Menu

Beyond Invisible Walls: The Psychological Legacy of Soviet Trauma, East European Therapists and Their Patients

Human Science


by
Jacob D. Lindy (Editor) and Robert Jay Lifton (Editor)

Book Details

Format: EPUB

Page count: 272 pages

File size: 517 KB

Protection: DRM

Language: English


Edited by two significant contributors to the trauma literature, this book examines the long-lasting personal and multigenerational imprint of Soviet trauma and the ongoing stresses of life after Communism, and promises to be a classic work of value for years to come. Through the voices of East European clinicians from six countries, we learn of their professional lives under traumatic conditions and of their clients’ lives, under similar conditions. The clinicians share case studies of clients ranging in age from childhood to late adulthood. Through the course of treatment, the psychopathologies resulting from living under oppressive conditions became clear. These effects are so powerfully widespread that the clinicians themselves discover that in order to treat their clients they must also explore and understand their own traumatic past. First-person narratives are interspersed with psychological theory and techniques, providing a full, rich understanding of the experience. Newly sensitized by international terrorism, we are now more aware than ever of the impact of a pervasively traumatic climate. Studying trauma in the Soviet era, has much to teach us regarding the fears of today. This book will be of interest to psychologists, historians, social psychologists, readers in political science, and mental health professionals at all levels, particularly those who work with individuals who have suffered trauma from political oppression or genocide.

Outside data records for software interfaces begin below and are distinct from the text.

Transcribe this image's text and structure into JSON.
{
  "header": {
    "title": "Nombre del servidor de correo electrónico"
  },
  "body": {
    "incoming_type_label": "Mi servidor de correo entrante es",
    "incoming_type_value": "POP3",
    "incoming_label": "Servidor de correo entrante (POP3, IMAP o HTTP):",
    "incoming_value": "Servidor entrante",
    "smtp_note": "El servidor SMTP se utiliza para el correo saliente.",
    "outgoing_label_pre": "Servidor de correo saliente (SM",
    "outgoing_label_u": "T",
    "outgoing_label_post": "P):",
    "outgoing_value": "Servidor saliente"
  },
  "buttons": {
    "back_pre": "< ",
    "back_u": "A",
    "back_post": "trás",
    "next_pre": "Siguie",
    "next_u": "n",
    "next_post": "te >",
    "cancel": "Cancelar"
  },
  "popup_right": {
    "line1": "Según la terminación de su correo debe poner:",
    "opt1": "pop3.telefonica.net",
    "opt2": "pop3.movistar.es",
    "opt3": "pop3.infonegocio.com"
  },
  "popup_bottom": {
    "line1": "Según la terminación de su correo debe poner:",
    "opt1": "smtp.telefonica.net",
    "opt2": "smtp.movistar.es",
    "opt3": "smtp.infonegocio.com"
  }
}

Edited by two significant contributors to the trauma literature, this book examines the long-lasting personal and multigenerational imprint of Soviet trauma and the ongoing stresses of life after Communism, and promises to be a classic work of value for years to come. Through the voices of East European clinicians from six countries, we learn of their professional lives under traumatic conditions and of their clients’ lives, under similar conditions. The clinicians… (more)

Edited by two significant contributors to the trauma literature, this book examines the long-lasting personal and multigenerational imprint of Soviet trauma and the ongoing stresses of life after Communism, and promises to be a classic work of value for years to come. Through the voices of East European clinicians from six countries, we learn of their professional lives under traumatic conditions and of their clients’ lives, under similar conditions. The clinicians share case studies of clients ranging in age from childhood to late adulthood. Through the course of treatment, the psychopathologies resulting from living under oppressive conditions became clear. These effects are so powerfully widespread that the clinicians themselves discover that in order to treat their clients they must also explore and understand their own traumatic past. First-person narratives are interspersed with psychological theory and techniques, providing a full, rich understanding of the experience. Newly sensitized by international terrorism, we are now more aware than ever of the impact of a pervasively traumatic climate. Studying trauma in the Soviet era, has much to teach us regarding the fears of today. This book will be of interest to psychologists, historians, social psychologists, readers in political science, and mental health professionals at all levels, particularly those who work with individuals who have suffered trauma from political oppression or genocide.

(less)